==== Dataset extract ====

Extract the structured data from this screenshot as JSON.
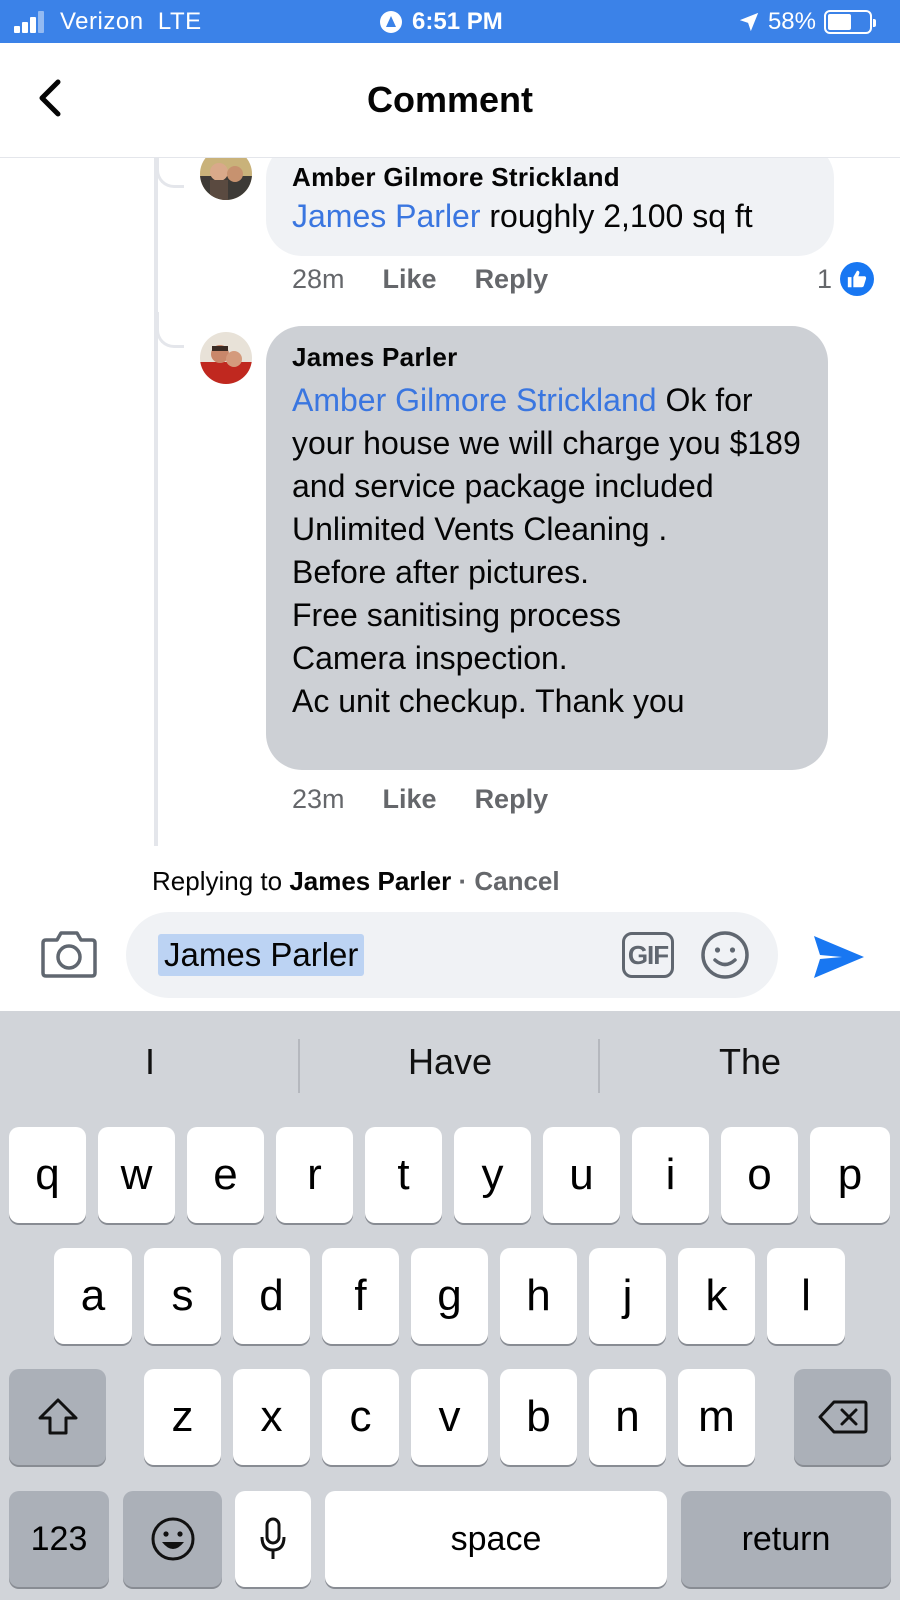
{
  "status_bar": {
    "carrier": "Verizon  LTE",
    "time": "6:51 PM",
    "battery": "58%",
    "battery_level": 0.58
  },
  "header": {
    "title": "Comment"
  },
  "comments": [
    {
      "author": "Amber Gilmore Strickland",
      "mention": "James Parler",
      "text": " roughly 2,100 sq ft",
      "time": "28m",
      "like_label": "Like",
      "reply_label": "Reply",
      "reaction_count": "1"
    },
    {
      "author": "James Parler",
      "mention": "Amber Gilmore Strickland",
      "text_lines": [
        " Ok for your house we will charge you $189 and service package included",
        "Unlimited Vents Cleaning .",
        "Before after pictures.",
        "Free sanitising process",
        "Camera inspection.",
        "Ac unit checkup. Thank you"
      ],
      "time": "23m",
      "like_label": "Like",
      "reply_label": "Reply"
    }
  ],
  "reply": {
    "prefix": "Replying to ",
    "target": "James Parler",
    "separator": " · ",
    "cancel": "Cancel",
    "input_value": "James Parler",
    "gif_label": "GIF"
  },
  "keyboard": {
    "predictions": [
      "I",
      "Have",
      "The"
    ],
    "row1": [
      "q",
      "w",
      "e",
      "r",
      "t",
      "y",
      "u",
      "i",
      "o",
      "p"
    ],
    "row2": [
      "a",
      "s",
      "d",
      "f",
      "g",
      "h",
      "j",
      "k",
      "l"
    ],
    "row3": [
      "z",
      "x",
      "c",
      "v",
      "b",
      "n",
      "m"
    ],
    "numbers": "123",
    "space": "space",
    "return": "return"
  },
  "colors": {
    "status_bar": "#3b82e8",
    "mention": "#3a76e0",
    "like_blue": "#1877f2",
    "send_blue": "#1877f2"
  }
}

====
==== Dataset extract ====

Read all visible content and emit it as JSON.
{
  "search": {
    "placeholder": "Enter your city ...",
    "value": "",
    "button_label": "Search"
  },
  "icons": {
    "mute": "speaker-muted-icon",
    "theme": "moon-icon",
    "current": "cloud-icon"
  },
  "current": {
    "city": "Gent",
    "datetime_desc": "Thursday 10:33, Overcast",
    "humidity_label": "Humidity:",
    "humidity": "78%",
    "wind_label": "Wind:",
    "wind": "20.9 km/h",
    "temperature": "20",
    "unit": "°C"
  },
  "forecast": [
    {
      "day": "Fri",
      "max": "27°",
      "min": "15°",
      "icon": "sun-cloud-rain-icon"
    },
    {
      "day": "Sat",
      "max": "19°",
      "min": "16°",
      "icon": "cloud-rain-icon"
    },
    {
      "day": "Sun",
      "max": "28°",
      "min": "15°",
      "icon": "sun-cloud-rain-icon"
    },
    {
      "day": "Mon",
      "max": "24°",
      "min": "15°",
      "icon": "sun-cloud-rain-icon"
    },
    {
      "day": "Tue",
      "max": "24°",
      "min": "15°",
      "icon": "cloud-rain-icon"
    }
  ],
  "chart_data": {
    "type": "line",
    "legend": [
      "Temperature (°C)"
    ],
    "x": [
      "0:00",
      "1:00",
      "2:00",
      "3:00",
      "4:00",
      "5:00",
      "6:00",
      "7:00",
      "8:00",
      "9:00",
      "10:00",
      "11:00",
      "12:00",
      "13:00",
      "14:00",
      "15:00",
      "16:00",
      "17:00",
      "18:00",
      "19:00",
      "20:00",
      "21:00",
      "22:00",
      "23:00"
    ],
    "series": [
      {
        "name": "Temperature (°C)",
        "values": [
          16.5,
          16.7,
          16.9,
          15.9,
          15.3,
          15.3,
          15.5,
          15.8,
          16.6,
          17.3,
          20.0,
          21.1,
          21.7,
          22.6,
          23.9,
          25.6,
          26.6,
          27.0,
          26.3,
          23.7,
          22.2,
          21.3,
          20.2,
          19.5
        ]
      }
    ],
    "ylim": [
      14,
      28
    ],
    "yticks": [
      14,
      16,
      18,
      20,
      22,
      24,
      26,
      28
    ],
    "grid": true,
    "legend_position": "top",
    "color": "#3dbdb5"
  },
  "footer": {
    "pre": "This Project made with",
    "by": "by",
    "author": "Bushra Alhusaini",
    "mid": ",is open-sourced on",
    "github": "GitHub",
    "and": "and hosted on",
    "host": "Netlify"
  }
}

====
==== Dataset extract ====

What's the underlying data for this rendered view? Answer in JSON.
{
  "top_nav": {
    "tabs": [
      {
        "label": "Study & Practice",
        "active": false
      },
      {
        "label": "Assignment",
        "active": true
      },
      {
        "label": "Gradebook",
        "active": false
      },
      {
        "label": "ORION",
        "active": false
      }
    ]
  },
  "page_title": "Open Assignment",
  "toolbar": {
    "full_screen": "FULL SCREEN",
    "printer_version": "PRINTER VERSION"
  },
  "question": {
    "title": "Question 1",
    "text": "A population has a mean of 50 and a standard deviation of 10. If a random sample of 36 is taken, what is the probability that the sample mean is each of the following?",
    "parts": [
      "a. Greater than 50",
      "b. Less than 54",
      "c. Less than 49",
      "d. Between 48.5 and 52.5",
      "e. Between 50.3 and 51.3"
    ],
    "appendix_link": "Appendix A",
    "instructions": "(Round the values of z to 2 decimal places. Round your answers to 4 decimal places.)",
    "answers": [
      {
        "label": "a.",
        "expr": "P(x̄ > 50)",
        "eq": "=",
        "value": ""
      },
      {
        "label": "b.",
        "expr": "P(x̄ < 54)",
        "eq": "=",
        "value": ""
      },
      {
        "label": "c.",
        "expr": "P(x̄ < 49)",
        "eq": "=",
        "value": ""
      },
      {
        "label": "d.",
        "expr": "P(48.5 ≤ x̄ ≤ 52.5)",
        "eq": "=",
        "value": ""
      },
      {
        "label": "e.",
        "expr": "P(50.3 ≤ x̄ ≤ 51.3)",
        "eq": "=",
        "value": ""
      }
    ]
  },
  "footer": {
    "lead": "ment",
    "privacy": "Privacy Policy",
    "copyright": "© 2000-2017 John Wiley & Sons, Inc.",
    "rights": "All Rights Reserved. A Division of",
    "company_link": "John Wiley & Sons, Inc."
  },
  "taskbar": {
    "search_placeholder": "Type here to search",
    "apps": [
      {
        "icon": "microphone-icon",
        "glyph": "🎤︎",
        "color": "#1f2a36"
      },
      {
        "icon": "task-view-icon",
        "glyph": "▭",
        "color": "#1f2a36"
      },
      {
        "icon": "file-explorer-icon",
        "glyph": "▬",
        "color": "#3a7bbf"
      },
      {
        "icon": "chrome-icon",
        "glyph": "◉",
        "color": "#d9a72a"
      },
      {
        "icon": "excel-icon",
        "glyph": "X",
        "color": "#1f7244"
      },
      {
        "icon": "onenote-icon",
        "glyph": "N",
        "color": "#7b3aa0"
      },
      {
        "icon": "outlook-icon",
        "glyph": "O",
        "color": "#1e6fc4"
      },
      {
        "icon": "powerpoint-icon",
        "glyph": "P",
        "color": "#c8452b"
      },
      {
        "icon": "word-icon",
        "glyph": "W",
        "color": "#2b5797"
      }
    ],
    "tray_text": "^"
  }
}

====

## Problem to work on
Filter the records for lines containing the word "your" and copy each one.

## Problem solution
        " Ok for your house we will charge you $189 and service package included",
    "placeholder": "Enter your city ...",
    "instructions": "(Round the values of z to 2 decimal places. Round your answers to 4 decimal places.)",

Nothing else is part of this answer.